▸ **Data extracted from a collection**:
========================================

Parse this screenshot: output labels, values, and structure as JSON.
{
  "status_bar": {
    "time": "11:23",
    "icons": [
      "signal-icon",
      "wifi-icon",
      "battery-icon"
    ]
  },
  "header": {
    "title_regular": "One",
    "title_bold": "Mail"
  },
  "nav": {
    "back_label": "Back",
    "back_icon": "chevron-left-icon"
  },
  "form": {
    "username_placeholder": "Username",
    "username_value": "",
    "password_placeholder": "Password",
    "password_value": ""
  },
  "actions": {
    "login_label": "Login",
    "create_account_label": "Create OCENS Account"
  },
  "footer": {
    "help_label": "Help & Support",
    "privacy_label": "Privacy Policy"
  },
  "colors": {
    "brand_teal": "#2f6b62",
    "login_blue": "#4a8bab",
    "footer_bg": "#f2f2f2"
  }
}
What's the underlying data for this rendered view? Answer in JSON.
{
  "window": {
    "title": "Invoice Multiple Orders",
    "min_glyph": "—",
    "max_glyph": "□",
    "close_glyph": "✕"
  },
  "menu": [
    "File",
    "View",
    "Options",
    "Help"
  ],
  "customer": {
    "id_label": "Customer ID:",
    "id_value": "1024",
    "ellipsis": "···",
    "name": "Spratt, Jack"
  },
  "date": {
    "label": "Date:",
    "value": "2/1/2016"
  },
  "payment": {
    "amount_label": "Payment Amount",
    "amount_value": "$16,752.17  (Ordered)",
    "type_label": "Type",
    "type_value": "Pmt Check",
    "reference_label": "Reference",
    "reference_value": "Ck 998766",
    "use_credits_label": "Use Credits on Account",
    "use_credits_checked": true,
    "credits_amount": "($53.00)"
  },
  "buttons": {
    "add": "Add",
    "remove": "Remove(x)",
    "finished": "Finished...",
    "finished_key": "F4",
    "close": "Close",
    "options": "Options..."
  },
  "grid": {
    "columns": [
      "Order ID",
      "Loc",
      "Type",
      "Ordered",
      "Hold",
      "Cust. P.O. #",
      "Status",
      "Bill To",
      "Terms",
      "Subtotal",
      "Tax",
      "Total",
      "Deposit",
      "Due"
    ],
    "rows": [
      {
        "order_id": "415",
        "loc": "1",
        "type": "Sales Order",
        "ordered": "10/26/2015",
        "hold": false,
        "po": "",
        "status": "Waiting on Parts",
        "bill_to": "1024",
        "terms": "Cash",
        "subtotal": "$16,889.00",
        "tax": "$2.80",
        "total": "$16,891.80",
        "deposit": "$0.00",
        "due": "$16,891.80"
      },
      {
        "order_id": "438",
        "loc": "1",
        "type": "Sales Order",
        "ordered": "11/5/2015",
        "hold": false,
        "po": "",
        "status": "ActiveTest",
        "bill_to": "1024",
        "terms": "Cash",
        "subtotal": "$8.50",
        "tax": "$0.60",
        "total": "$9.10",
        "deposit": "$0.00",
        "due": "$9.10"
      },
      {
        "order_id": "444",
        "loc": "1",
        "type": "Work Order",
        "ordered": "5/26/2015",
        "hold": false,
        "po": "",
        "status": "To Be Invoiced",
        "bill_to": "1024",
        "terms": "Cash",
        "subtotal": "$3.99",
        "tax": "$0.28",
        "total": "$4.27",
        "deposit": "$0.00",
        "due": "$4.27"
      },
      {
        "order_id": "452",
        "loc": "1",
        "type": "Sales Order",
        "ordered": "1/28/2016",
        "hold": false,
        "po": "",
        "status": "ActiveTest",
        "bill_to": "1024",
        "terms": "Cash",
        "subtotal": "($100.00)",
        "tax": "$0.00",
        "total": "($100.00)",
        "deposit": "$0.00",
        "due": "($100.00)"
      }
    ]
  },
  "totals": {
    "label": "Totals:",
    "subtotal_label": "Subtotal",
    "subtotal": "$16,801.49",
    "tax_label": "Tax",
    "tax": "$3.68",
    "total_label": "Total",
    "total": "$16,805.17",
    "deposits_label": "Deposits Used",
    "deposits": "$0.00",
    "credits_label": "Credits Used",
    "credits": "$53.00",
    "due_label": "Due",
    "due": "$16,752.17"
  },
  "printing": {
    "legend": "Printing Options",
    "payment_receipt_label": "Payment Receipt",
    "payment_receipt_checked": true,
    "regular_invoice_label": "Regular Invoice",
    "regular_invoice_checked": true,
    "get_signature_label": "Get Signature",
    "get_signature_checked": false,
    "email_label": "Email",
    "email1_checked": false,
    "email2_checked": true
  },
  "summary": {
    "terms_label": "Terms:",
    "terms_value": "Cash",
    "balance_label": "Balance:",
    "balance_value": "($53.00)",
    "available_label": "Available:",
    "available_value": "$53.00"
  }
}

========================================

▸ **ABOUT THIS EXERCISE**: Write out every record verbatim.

▸ **RESULT OF THE TASK**:
Parse this screenshot: output labels, values, and structure as JSON.
{
  "status_bar": {
    "time": "11:23",
    "icons": [
      "signal-icon",
      "wifi-icon",
      "battery-icon"
    ]
  },
  "header": {
    "title_regular": "One",
    "title_bold": "Mail"
  },
  "nav": {
    "back_label": "Back",
    "back_icon": "chevron-left-icon"
  },
  "form": {
    "username_placeholder": "Username",
    "username_value": "",
    "password_placeholder": "Password",
    "password_value": ""
  },
  "actions": {
    "login_label": "Login",
    "create_account_label": "Create OCENS Account"
  },
  "footer": {
    "help_label": "Help & Support",
    "privacy_label": "Privacy Policy"
  },
  "colors": {
    "brand_teal": "#2f6b62",
    "login_blue": "#4a8bab",
    "footer_bg": "#f2f2f2"
  }
}
What's the underlying data for this rendered view? Answer in JSON.
{
  "window": {
    "title": "Invoice Multiple Orders",
    "min_glyph": "—",
    "max_glyph": "□",
    "close_glyph": "✕"
  },
  "menu": [
    "File",
    "View",
    "Options",
    "Help"
  ],
  "customer": {
    "id_label": "Customer ID:",
    "id_value": "1024",
    "ellipsis": "···",
    "name": "Spratt, Jack"
  },
  "date": {
    "label": "Date:",
    "value": "2/1/2016"
  },
  "payment": {
    "amount_label": "Payment Amount",
    "amount_value": "$16,752.17  (Ordered)",
    "type_label": "Type",
    "type_value": "Pmt Check",
    "reference_label": "Reference",
    "reference_value": "Ck 998766",
    "use_credits_label": "Use Credits on Account",
    "use_credits_checked": true,
    "credits_amount": "($53.00)"
  },
  "buttons": {
    "add": "Add",
    "remove": "Remove(x)",
    "finished": "Finished...",
    "finished_key": "F4",
    "close": "Close",
    "options": "Options..."
  },
  "grid": {
    "columns": [
      "Order ID",
      "Loc",
      "Type",
      "Ordered",
      "Hold",
      "Cust. P.O. #",
      "Status",
      "Bill To",
      "Terms",
      "Subtotal",
      "Tax",
      "Total",
      "Deposit",
      "Due"
    ],
    "rows": [
      {
        "order_id": "415",
        "loc": "1",
        "type": "Sales Order",
        "ordered": "10/26/2015",
        "hold": false,
        "po": "",
        "status": "Waiting on Parts",
        "bill_to": "1024",
        "terms": "Cash",
        "subtotal": "$16,889.00",
        "tax": "$2.80",
        "total": "$16,891.80",
        "deposit": "$0.00",
        "due": "$16,891.80"
      },
      {
        "order_id": "438",
        "loc": "1",
        "type": "Sales Order",
        "ordered": "11/5/2015",
        "hold": false,
        "po": "",
        "status": "ActiveTest",
        "bill_to": "1024",
        "terms": "Cash",
        "subtotal": "$8.50",
        "tax": "$0.60",
        "total": "$9.10",
        "deposit": "$0.00",
        "due": "$9.10"
      },
      {
        "order_id": "444",
        "loc": "1",
        "type": "Work Order",
        "ordered": "5/26/2015",
        "hold": false,
        "po": "",
        "status": "To Be Invoiced",
        "bill_to": "1024",
        "terms": "Cash",
        "subtotal": "$3.99",
        "tax": "$0.28",
        "total": "$4.27",
        "deposit": "$0.00",
        "due": "$4.27"
      },
      {
        "order_id": "452",
        "loc": "1",
        "type": "Sales Order",
        "ordered": "1/28/2016",
        "hold": false,
        "po": "",
        "status": "ActiveTest",
        "bill_to": "1024",
        "terms": "Cash",
        "subtotal": "($100.00)",
        "tax": "$0.00",
        "total": "($100.00)",
        "deposit": "$0.00",
        "due": "($100.00)"
      }
    ]
  },
  "totals": {
    "label": "Totals:",
    "subtotal_label": "Subtotal",
    "subtotal": "$16,801.49",
    "tax_label": "Tax",
    "tax": "$3.68",
    "total_label": "Total",
    "total": "$16,805.17",
    "deposits_label": "Deposits Used",
    "deposits": "$0.00",
    "credits_label": "Credits Used",
    "credits": "$53.00",
    "due_label": "Due",
    "due": "$16,752.17"
  },
  "printing": {
    "legend": "Printing Options",
    "payment_receipt_label": "Payment Receipt",
    "payment_receipt_checked": true,
    "regular_invoice_label": "Regular Invoice",
    "regular_invoice_checked": true,
    "get_signature_label": "Get Signature",
    "get_signature_checked": false,
    "email_label": "Email",
    "email1_checked": false,
    "email2_checked": true
  },
  "summary": {
    "terms_label": "Terms:",
    "terms_value": "Cash",
    "balance_label": "Balance:",
    "balance_value": "($53.00)",
    "available_label": "Available:",
    "available_value": "$53.00"
  }
}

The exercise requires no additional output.